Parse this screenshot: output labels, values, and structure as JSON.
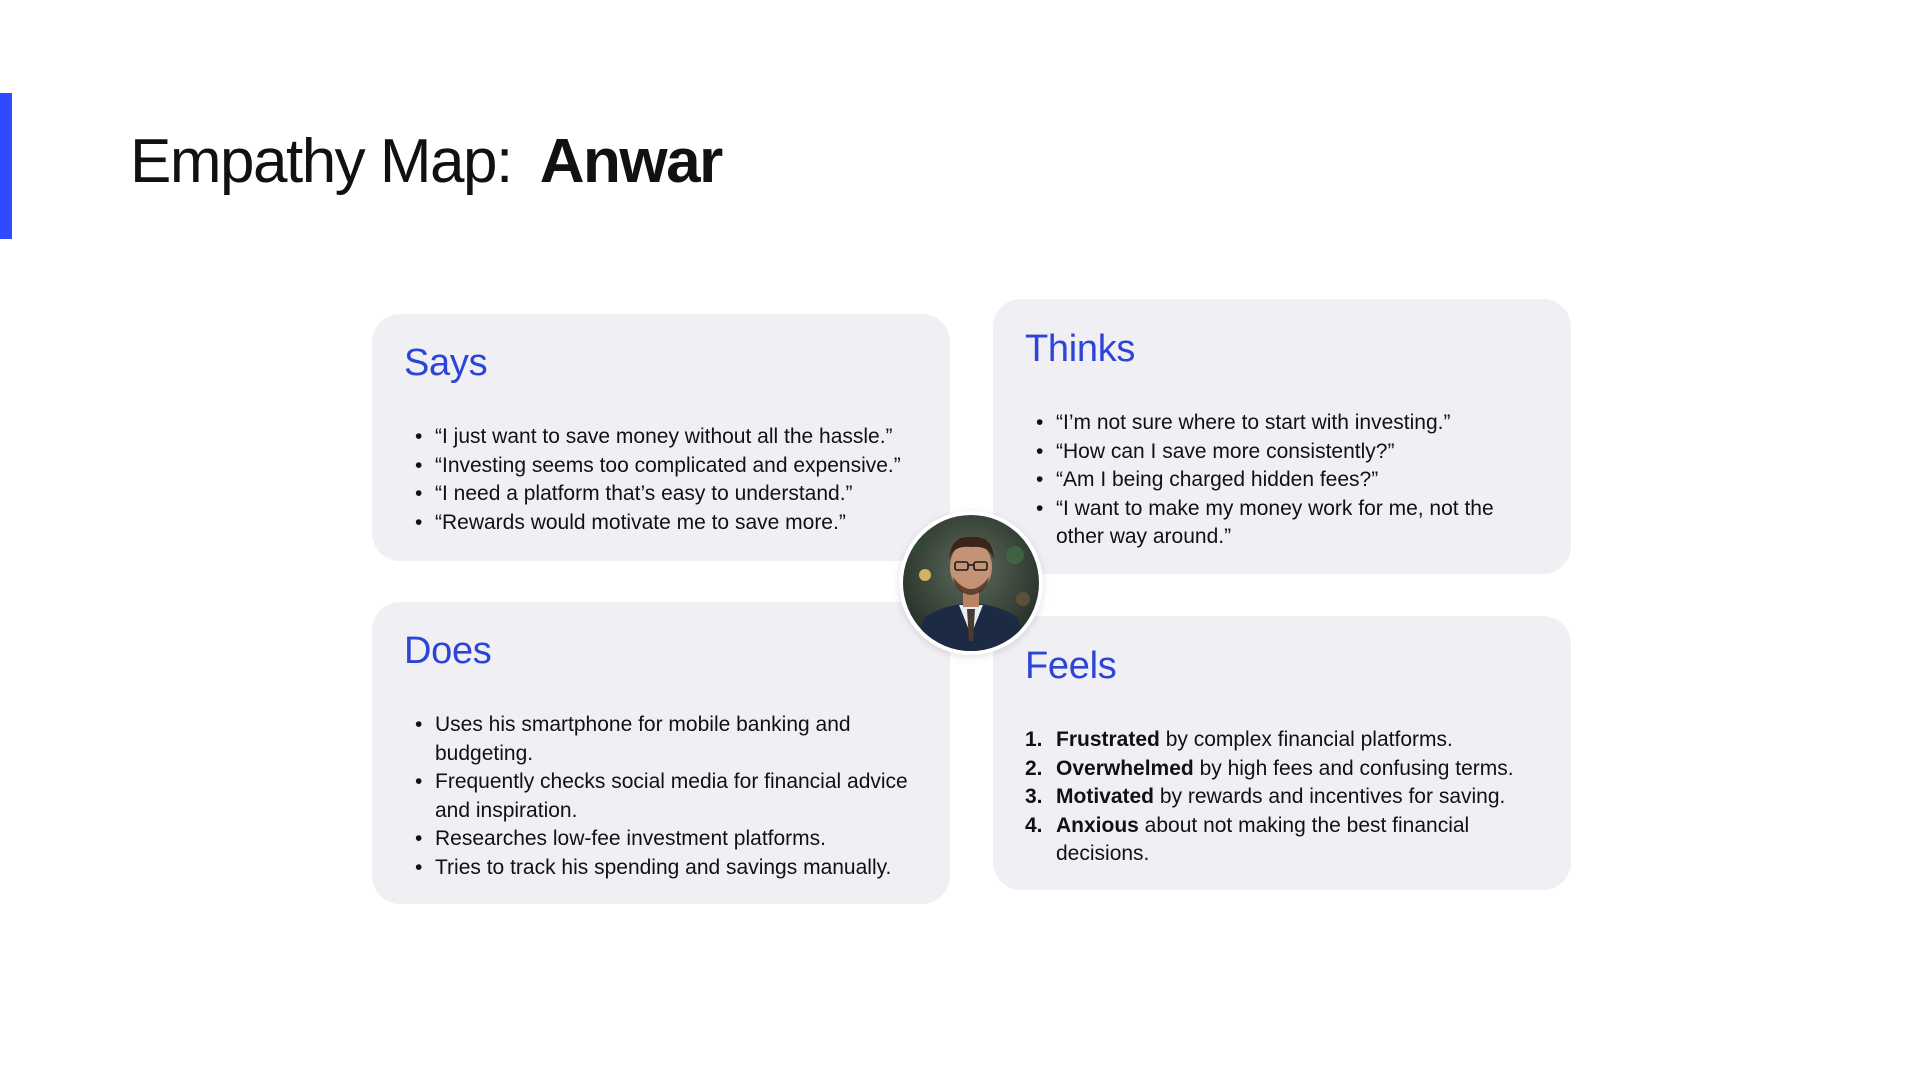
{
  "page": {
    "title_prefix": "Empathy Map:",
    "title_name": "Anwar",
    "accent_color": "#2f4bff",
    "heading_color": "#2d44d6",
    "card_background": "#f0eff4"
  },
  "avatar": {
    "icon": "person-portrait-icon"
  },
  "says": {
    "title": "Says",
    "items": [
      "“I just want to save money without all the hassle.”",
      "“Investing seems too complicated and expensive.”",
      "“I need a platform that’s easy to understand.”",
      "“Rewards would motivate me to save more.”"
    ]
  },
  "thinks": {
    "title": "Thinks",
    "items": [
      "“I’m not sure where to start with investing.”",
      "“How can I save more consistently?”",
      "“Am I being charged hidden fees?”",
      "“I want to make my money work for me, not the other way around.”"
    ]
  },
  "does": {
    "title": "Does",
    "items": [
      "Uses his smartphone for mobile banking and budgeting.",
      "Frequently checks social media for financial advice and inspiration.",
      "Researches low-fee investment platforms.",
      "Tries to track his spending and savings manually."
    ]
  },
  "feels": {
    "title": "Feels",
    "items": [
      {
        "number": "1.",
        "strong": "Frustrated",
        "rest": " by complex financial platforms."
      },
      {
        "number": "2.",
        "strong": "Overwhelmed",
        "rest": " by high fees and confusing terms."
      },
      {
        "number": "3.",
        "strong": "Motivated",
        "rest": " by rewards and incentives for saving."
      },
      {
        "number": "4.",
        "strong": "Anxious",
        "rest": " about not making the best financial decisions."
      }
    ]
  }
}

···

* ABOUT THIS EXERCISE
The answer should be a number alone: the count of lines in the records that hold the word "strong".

* ANSWER SPACE
4